[EXTRACTED DATA]

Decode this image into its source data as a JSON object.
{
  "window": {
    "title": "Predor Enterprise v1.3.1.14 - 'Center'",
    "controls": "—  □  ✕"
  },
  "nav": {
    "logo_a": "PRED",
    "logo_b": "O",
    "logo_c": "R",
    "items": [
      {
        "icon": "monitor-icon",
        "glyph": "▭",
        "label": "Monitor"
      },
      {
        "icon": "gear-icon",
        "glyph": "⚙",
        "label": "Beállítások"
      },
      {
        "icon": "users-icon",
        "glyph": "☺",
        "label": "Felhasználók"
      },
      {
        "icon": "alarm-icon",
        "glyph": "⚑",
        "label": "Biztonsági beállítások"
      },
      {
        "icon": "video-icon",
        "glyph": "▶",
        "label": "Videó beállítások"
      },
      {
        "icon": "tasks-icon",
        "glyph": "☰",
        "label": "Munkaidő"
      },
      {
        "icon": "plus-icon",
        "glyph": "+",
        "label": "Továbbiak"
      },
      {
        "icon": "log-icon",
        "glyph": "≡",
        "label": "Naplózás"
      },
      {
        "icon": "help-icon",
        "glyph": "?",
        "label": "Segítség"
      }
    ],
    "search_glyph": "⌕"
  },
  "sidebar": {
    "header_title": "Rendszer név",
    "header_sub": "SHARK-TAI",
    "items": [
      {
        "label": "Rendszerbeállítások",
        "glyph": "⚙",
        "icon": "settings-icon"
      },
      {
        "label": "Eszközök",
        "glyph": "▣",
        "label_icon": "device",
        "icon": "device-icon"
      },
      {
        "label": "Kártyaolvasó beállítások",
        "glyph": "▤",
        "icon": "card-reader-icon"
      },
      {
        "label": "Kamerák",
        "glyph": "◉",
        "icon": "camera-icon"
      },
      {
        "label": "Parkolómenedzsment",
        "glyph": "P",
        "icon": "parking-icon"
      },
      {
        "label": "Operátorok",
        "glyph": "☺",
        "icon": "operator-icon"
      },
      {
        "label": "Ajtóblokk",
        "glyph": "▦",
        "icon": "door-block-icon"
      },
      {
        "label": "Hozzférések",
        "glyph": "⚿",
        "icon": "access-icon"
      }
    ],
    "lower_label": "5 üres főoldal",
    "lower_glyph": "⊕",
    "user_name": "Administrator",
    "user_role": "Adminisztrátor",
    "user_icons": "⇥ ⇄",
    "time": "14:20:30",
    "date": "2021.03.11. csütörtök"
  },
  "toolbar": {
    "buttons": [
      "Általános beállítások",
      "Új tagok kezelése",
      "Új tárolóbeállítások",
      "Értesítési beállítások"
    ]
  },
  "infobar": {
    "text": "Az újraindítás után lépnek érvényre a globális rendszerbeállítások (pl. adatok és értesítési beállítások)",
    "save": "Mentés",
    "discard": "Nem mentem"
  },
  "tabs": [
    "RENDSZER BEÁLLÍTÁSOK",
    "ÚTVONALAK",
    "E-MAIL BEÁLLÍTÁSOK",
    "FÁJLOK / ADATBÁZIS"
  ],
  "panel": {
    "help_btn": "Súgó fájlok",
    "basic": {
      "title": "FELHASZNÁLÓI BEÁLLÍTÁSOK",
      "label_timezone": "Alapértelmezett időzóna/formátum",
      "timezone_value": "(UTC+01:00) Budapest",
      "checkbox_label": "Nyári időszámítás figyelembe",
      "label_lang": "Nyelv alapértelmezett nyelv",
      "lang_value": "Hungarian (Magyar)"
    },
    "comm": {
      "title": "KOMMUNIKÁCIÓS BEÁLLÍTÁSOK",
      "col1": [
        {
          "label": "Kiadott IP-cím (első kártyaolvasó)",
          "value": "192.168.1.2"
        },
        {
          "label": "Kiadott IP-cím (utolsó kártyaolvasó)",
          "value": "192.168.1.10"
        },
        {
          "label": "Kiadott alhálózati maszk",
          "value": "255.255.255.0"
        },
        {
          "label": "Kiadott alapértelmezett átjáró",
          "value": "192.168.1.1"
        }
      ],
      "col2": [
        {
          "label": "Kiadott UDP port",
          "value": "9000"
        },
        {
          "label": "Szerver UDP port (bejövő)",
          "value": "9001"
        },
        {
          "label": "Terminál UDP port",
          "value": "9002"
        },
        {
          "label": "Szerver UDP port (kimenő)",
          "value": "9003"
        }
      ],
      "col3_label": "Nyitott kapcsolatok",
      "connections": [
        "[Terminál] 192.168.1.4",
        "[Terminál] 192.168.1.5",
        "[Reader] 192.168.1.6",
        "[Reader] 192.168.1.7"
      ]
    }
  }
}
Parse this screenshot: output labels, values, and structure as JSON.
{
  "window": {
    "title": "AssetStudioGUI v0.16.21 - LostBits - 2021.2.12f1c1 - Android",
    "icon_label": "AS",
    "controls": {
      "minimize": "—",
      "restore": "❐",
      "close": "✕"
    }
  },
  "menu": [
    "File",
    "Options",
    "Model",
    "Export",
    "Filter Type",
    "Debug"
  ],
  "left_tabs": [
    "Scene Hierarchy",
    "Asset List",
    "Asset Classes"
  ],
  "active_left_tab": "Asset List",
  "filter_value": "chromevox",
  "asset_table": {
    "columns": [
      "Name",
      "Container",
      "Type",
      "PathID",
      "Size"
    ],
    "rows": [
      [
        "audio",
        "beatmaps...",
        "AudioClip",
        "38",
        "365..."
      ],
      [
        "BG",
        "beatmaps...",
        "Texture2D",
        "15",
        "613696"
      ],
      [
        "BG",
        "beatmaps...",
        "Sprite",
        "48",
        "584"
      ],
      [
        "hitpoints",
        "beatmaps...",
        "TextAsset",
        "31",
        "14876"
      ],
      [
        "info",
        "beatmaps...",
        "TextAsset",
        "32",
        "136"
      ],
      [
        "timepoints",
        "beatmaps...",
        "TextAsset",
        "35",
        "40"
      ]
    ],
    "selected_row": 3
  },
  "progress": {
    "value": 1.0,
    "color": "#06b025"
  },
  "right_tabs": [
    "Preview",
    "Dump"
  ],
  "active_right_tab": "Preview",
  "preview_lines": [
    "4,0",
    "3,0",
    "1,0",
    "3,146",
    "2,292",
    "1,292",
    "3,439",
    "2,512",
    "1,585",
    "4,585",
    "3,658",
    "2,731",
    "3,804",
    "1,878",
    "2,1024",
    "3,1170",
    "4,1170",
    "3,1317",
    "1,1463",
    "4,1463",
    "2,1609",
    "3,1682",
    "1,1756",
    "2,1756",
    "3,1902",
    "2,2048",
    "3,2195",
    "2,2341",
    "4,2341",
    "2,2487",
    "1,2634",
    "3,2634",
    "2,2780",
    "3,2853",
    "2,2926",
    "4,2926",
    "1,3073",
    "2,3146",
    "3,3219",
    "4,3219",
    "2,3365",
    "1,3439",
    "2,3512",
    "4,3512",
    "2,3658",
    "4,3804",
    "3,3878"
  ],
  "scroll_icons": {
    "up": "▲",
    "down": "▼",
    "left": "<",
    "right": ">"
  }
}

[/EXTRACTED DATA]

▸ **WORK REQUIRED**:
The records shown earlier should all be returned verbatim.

▸ **EXERCISE RESULT**:
Decode this image into its source data as a JSON object.
{
  "window": {
    "title": "Predor Enterprise v1.3.1.14 - 'Center'",
    "controls": "—  □  ✕"
  },
  "nav": {
    "logo_a": "PRED",
    "logo_b": "O",
    "logo_c": "R",
    "items": [
      {
        "icon": "monitor-icon",
        "glyph": "▭",
        "label": "Monitor"
      },
      {
        "icon": "gear-icon",
        "glyph": "⚙",
        "label": "Beállítások"
      },
      {
        "icon": "users-icon",
        "glyph": "☺",
        "label": "Felhasználók"
      },
      {
        "icon": "alarm-icon",
        "glyph": "⚑",
        "label": "Biztonsági beállítások"
      },
      {
        "icon": "video-icon",
        "glyph": "▶",
        "label": "Videó beállítások"
      },
      {
        "icon": "tasks-icon",
        "glyph": "☰",
        "label": "Munkaidő"
      },
      {
        "icon": "plus-icon",
        "glyph": "+",
        "label": "Továbbiak"
      },
      {
        "icon": "log-icon",
        "glyph": "≡",
        "label": "Naplózás"
      },
      {
        "icon": "help-icon",
        "glyph": "?",
        "label": "Segítség"
      }
    ],
    "search_glyph": "⌕"
  },
  "sidebar": {
    "header_title": "Rendszer név",
    "header_sub": "SHARK-TAI",
    "items": [
      {
        "label": "Rendszerbeállítások",
        "glyph": "⚙",
        "icon": "settings-icon"
      },
      {
        "label": "Eszközök",
        "glyph": "▣",
        "label_icon": "device",
        "icon": "device-icon"
      },
      {
        "label": "Kártyaolvasó beállítások",
        "glyph": "▤",
        "icon": "card-reader-icon"
      },
      {
        "label": "Kamerák",
        "glyph": "◉",
        "icon": "camera-icon"
      },
      {
        "label": "Parkolómenedzsment",
        "glyph": "P",
        "icon": "parking-icon"
      },
      {
        "label": "Operátorok",
        "glyph": "☺",
        "icon": "operator-icon"
      },
      {
        "label": "Ajtóblokk",
        "glyph": "▦",
        "icon": "door-block-icon"
      },
      {
        "label": "Hozzférések",
        "glyph": "⚿",
        "icon": "access-icon"
      }
    ],
    "lower_label": "5 üres főoldal",
    "lower_glyph": "⊕",
    "user_name": "Administrator",
    "user_role": "Adminisztrátor",
    "user_icons": "⇥ ⇄",
    "time": "14:20:30",
    "date": "2021.03.11. csütörtök"
  },
  "toolbar": {
    "buttons": [
      "Általános beállítások",
      "Új tagok kezelése",
      "Új tárolóbeállítások",
      "Értesítési beállítások"
    ]
  },
  "infobar": {
    "text": "Az újraindítás után lépnek érvényre a globális rendszerbeállítások (pl. adatok és értesítési beállítások)",
    "save": "Mentés",
    "discard": "Nem mentem"
  },
  "tabs": [
    "RENDSZER BEÁLLÍTÁSOK",
    "ÚTVONALAK",
    "E-MAIL BEÁLLÍTÁSOK",
    "FÁJLOK / ADATBÁZIS"
  ],
  "panel": {
    "help_btn": "Súgó fájlok",
    "basic": {
      "title": "FELHASZNÁLÓI BEÁLLÍTÁSOK",
      "label_timezone": "Alapértelmezett időzóna/formátum",
      "timezone_value": "(UTC+01:00) Budapest",
      "checkbox_label": "Nyári időszámítás figyelembe",
      "label_lang": "Nyelv alapértelmezett nyelv",
      "lang_value": "Hungarian (Magyar)"
    },
    "comm": {
      "title": "KOMMUNIKÁCIÓS BEÁLLÍTÁSOK",
      "col1": [
        {
          "label": "Kiadott IP-cím (első kártyaolvasó)",
          "value": "192.168.1.2"
        },
        {
          "label": "Kiadott IP-cím (utolsó kártyaolvasó)",
          "value": "192.168.1.10"
        },
        {
          "label": "Kiadott alhálózati maszk",
          "value": "255.255.255.0"
        },
        {
          "label": "Kiadott alapértelmezett átjáró",
          "value": "192.168.1.1"
        }
      ],
      "col2": [
        {
          "label": "Kiadott UDP port",
          "value": "9000"
        },
        {
          "label": "Szerver UDP port (bejövő)",
          "value": "9001"
        },
        {
          "label": "Terminál UDP port",
          "value": "9002"
        },
        {
          "label": "Szerver UDP port (kimenő)",
          "value": "9003"
        }
      ],
      "col3_label": "Nyitott kapcsolatok",
      "connections": [
        "[Terminál] 192.168.1.4",
        "[Terminál] 192.168.1.5",
        "[Reader] 192.168.1.6",
        "[Reader] 192.168.1.7"
      ]
    }
  }
}
Parse this screenshot: output labels, values, and structure as JSON.
{
  "window": {
    "title": "AssetStudioGUI v0.16.21 - LostBits - 2021.2.12f1c1 - Android",
    "icon_label": "AS",
    "controls": {
      "minimize": "—",
      "restore": "❐",
      "close": "✕"
    }
  },
  "menu": [
    "File",
    "Options",
    "Model",
    "Export",
    "Filter Type",
    "Debug"
  ],
  "left_tabs": [
    "Scene Hierarchy",
    "Asset List",
    "Asset Classes"
  ],
  "active_left_tab": "Asset List",
  "filter_value": "chromevox",
  "asset_table": {
    "columns": [
      "Name",
      "Container",
      "Type",
      "PathID",
      "Size"
    ],
    "rows": [
      [
        "audio",
        "beatmaps...",
        "AudioClip",
        "38",
        "365..."
      ],
      [
        "BG",
        "beatmaps...",
        "Texture2D",
        "15",
        "613696"
      ],
      [
        "BG",
        "beatmaps...",
        "Sprite",
        "48",
        "584"
      ],
      [
        "hitpoints",
        "beatmaps...",
        "TextAsset",
        "31",
        "14876"
      ],
      [
        "info",
        "beatmaps...",
        "TextAsset",
        "32",
        "136"
      ],
      [
        "timepoints",
        "beatmaps...",
        "TextAsset",
        "35",
        "40"
      ]
    ],
    "selected_row": 3
  },
  "progress": {
    "value": 1.0,
    "color": "#06b025"
  },
  "right_tabs": [
    "Preview",
    "Dump"
  ],
  "active_right_tab": "Preview",
  "preview_lines": [
    "4,0",
    "3,0",
    "1,0",
    "3,146",
    "2,292",
    "1,292",
    "3,439",
    "2,512",
    "1,585",
    "4,585",
    "3,658",
    "2,731",
    "3,804",
    "1,878",
    "2,1024",
    "3,1170",
    "4,1170",
    "3,1317",
    "1,1463",
    "4,1463",
    "2,1609",
    "3,1682",
    "1,1756",
    "2,1756",
    "3,1902",
    "2,2048",
    "3,2195",
    "2,2341",
    "4,2341",
    "2,2487",
    "1,2634",
    "3,2634",
    "2,2780",
    "3,2853",
    "2,2926",
    "4,2926",
    "1,3073",
    "2,3146",
    "3,3219",
    "4,3219",
    "2,3365",
    "1,3439",
    "2,3512",
    "4,3512",
    "2,3658",
    "4,3804",
    "3,3878"
  ],
  "scroll_icons": {
    "up": "▲",
    "down": "▼",
    "left": "<",
    "right": ">"
  }
}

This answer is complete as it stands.